(Items from a data source)
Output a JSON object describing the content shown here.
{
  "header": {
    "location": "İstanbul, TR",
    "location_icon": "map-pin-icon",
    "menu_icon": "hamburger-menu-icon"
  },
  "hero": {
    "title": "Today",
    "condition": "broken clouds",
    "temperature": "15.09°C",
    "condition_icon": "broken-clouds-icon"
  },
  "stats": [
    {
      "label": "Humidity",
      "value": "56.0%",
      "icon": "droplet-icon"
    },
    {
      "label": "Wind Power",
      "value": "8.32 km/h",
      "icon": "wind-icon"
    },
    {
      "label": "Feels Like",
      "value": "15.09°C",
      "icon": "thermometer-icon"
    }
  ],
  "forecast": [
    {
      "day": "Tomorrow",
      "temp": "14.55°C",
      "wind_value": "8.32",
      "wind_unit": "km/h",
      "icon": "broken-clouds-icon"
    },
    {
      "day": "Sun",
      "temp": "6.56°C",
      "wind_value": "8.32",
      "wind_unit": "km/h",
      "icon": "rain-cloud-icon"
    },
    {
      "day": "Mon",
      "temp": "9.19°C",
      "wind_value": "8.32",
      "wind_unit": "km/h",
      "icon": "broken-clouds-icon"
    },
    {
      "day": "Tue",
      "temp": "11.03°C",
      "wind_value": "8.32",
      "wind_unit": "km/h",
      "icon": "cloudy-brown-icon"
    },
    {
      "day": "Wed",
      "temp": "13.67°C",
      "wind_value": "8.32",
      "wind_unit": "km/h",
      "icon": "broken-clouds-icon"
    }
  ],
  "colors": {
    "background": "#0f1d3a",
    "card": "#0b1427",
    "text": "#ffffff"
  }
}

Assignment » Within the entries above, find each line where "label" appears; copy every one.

Result for this task »
      "label": "Humidity",
      "label": "Wind Power",
      "label": "Feels Like",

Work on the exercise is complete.